_Task description_. Once the pictures are set aside, repeat all of the data below exactly.

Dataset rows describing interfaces
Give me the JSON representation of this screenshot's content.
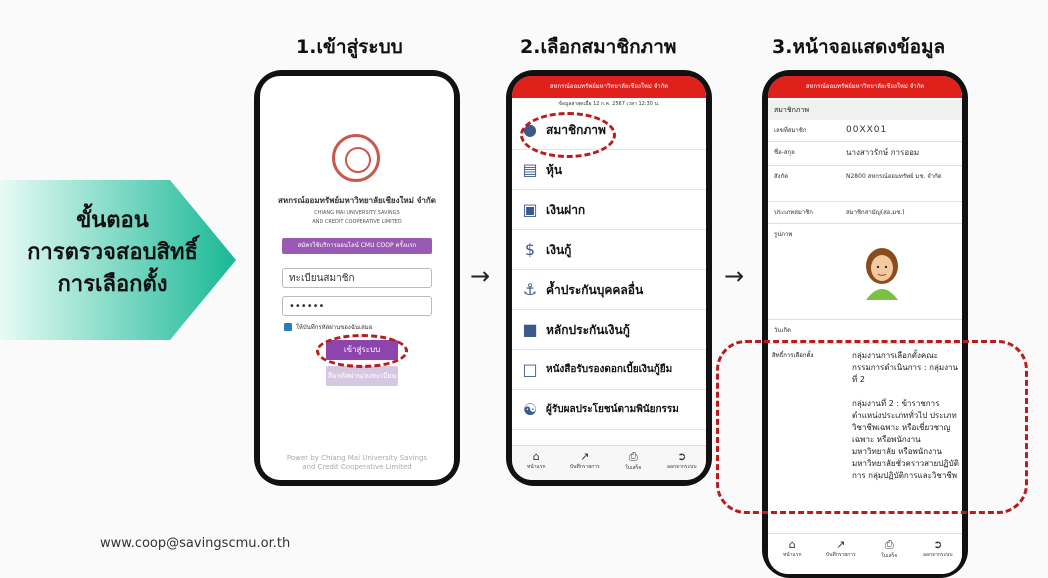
{
  "side_heading": [
    "ขั้นตอน",
    "การตรวจสอบสิทธิ์",
    "การเลือกตั้ง"
  ],
  "steps": [
    "1.เข้าสู่ระบบ",
    "2.เลือกสมาชิกภาพ",
    "3.หน้าจอแสดงข้อมูล"
  ],
  "arrow": "→",
  "footer_url": "www.coop@savingscmu.or.th",
  "phone1": {
    "org_name_th": "สหกรณ์ออมทรัพย์มหาวิทยาลัยเชียงใหม่ จำกัด",
    "org_name_en_1": "CHIANG MAI UNIVERSITY SAVINGS",
    "org_name_en_2": "AND CREDIT COOPERATIVE LIMITED",
    "register_button": "สมัครใช้บริการออนไลน์ CMU COOP ครั้งแรก",
    "member_placeholder": "ทะเบียนสมาชิก",
    "password_value": "••••••",
    "remember_label": "ให้บันทึกรหัสผ่านของฉันเสมอ",
    "login_button": "เข้าสู่ระบบ",
    "forgot_button": "ลืมรหัสผ่าน/ลงทะเบียนใหม่",
    "powered_1": "Power by Chiang Mai University Savings",
    "powered_2": "and Credit Cooperative Limited"
  },
  "phone2": {
    "header": "สหกรณ์ออมทรัพย์มหาวิทยาลัยเชียงใหม่ จำกัด",
    "date_line": "ข้อมูลล่าสุดเมื่อ 12 ก.ค. 2567 เวลา 12:30 น.",
    "menu": [
      {
        "icon": "member-icon",
        "label": "สมาชิกภาพ"
      },
      {
        "icon": "shares-icon",
        "label": "หุ้น"
      },
      {
        "icon": "deposit-icon",
        "label": "เงินฝาก"
      },
      {
        "icon": "loan-icon",
        "label": "เงินกู้"
      },
      {
        "icon": "guarantor-icon",
        "label": "ค้ำประกันบุคคลอื่น"
      },
      {
        "icon": "collateral-icon",
        "label": "หลักประกันเงินกู้"
      },
      {
        "icon": "pdf-icon",
        "label": "หนังสือรับรองดอกเบี้ยเงินกู้ยืม"
      },
      {
        "icon": "beneficiary-icon",
        "label": "ผู้รับผลประโยชน์ตามพินัยกรรม"
      }
    ],
    "tabs": [
      "หน้าแรก",
      "บันทึกรายการ",
      "ใบเสร็จ",
      "ออกจากระบบ"
    ]
  },
  "phone3": {
    "header": "สหกรณ์ออมทรัพย์มหาวิทยาลัยเชียงใหม่ จำกัด",
    "section_title": "สมาชิกภาพ",
    "rows": [
      {
        "label": "เลขที่สมาชิก",
        "value": "00XX01"
      },
      {
        "label": "ชื่อ-สกุล",
        "value": "นางสาวรักษ์ การออม"
      },
      {
        "label": "สังกัด",
        "value": "N2800 สหกรณ์ออมทรัพย์ มช. จำกัด"
      },
      {
        "label": "ประเภทสมาชิก",
        "value": "สมาชิกสามัญ(สอ.มช.)"
      },
      {
        "label": "รูปภาพ",
        "value": ""
      },
      {
        "label": "วันเกิด",
        "value": ""
      }
    ],
    "election_label": "สิทธิ์การเลือกตั้ง",
    "election_text": "กลุ่มงานการเลือกตั้งคณะกรรมการดำเนินการ : กลุ่มงานที่ 2\n\nกลุ่มงานที่ 2 : ข้าราชการตำแหน่งประเภททั่วไป ประเภทวิชาชีพเฉพาะ หรือเชี่ยวชาญเฉพาะ หรือพนักงานมหาวิทยาลัย หรือพนักงานมหาวิทยาลัยชั่วคราวสายปฏิบัติการ กลุ่มปฏิบัติการและวิชาชีพ",
    "tabs": [
      "หน้าแรก",
      "บันทึกรายการ",
      "ใบเสร็จ",
      "ออกจากระบบ"
    ]
  },
  "colors": {
    "accent_red": "#e0201b",
    "dash_red": "#b91c1c",
    "purple": "#8e44ad",
    "teal_start": "#c8f0e6",
    "teal_end": "#1abc9c"
  }
}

_Result of this task_.
Give me the JSON representation of this screenshot's content.
{
  "side_heading": [
    "ขั้นตอน",
    "การตรวจสอบสิทธิ์",
    "การเลือกตั้ง"
  ],
  "steps": [
    "1.เข้าสู่ระบบ",
    "2.เลือกสมาชิกภาพ",
    "3.หน้าจอแสดงข้อมูล"
  ],
  "arrow": "→",
  "footer_url": "www.coop@savingscmu.or.th",
  "phone1": {
    "org_name_th": "สหกรณ์ออมทรัพย์มหาวิทยาลัยเชียงใหม่ จำกัด",
    "org_name_en_1": "CHIANG MAI UNIVERSITY SAVINGS",
    "org_name_en_2": "AND CREDIT COOPERATIVE LIMITED",
    "register_button": "สมัครใช้บริการออนไลน์ CMU COOP ครั้งแรก",
    "member_placeholder": "ทะเบียนสมาชิก",
    "password_value": "••••••",
    "remember_label": "ให้บันทึกรหัสผ่านของฉันเสมอ",
    "login_button": "เข้าสู่ระบบ",
    "forgot_button": "ลืมรหัสผ่าน/ลงทะเบียนใหม่",
    "powered_1": "Power by Chiang Mai University Savings",
    "powered_2": "and Credit Cooperative Limited"
  },
  "phone2": {
    "header": "สหกรณ์ออมทรัพย์มหาวิทยาลัยเชียงใหม่ จำกัด",
    "date_line": "ข้อมูลล่าสุดเมื่อ 12 ก.ค. 2567 เวลา 12:30 น.",
    "menu": [
      {
        "icon": "member-icon",
        "label": "สมาชิกภาพ"
      },
      {
        "icon": "shares-icon",
        "label": "หุ้น"
      },
      {
        "icon": "deposit-icon",
        "label": "เงินฝาก"
      },
      {
        "icon": "loan-icon",
        "label": "เงินกู้"
      },
      {
        "icon": "guarantor-icon",
        "label": "ค้ำประกันบุคคลอื่น"
      },
      {
        "icon": "collateral-icon",
        "label": "หลักประกันเงินกู้"
      },
      {
        "icon": "pdf-icon",
        "label": "หนังสือรับรองดอกเบี้ยเงินกู้ยืม"
      },
      {
        "icon": "beneficiary-icon",
        "label": "ผู้รับผลประโยชน์ตามพินัยกรรม"
      }
    ],
    "tabs": [
      "หน้าแรก",
      "บันทึกรายการ",
      "ใบเสร็จ",
      "ออกจากระบบ"
    ]
  },
  "phone3": {
    "header": "สหกรณ์ออมทรัพย์มหาวิทยาลัยเชียงใหม่ จำกัด",
    "section_title": "สมาชิกภาพ",
    "rows": [
      {
        "label": "เลขที่สมาชิก",
        "value": "00XX01"
      },
      {
        "label": "ชื่อ-สกุล",
        "value": "นางสาวรักษ์ การออม"
      },
      {
        "label": "สังกัด",
        "value": "N2800 สหกรณ์ออมทรัพย์ มช. จำกัด"
      },
      {
        "label": "ประเภทสมาชิก",
        "value": "สมาชิกสามัญ(สอ.มช.)"
      },
      {
        "label": "รูปภาพ",
        "value": ""
      },
      {
        "label": "วันเกิด",
        "value": ""
      }
    ],
    "election_label": "สิทธิ์การเลือกตั้ง",
    "election_text": "กลุ่มงานการเลือกตั้งคณะกรรมการดำเนินการ : กลุ่มงานที่ 2\n\nกลุ่มงานที่ 2 : ข้าราชการตำแหน่งประเภททั่วไป ประเภทวิชาชีพเฉพาะ หรือเชี่ยวชาญเฉพาะ หรือพนักงานมหาวิทยาลัย หรือพนักงานมหาวิทยาลัยชั่วคราวสายปฏิบัติการ กลุ่มปฏิบัติการและวิชาชีพ",
    "tabs": [
      "หน้าแรก",
      "บันทึกรายการ",
      "ใบเสร็จ",
      "ออกจากระบบ"
    ]
  },
  "colors": {
    "accent_red": "#e0201b",
    "dash_red": "#b91c1c",
    "purple": "#8e44ad",
    "teal_start": "#c8f0e6",
    "teal_end": "#1abc9c"
  }
}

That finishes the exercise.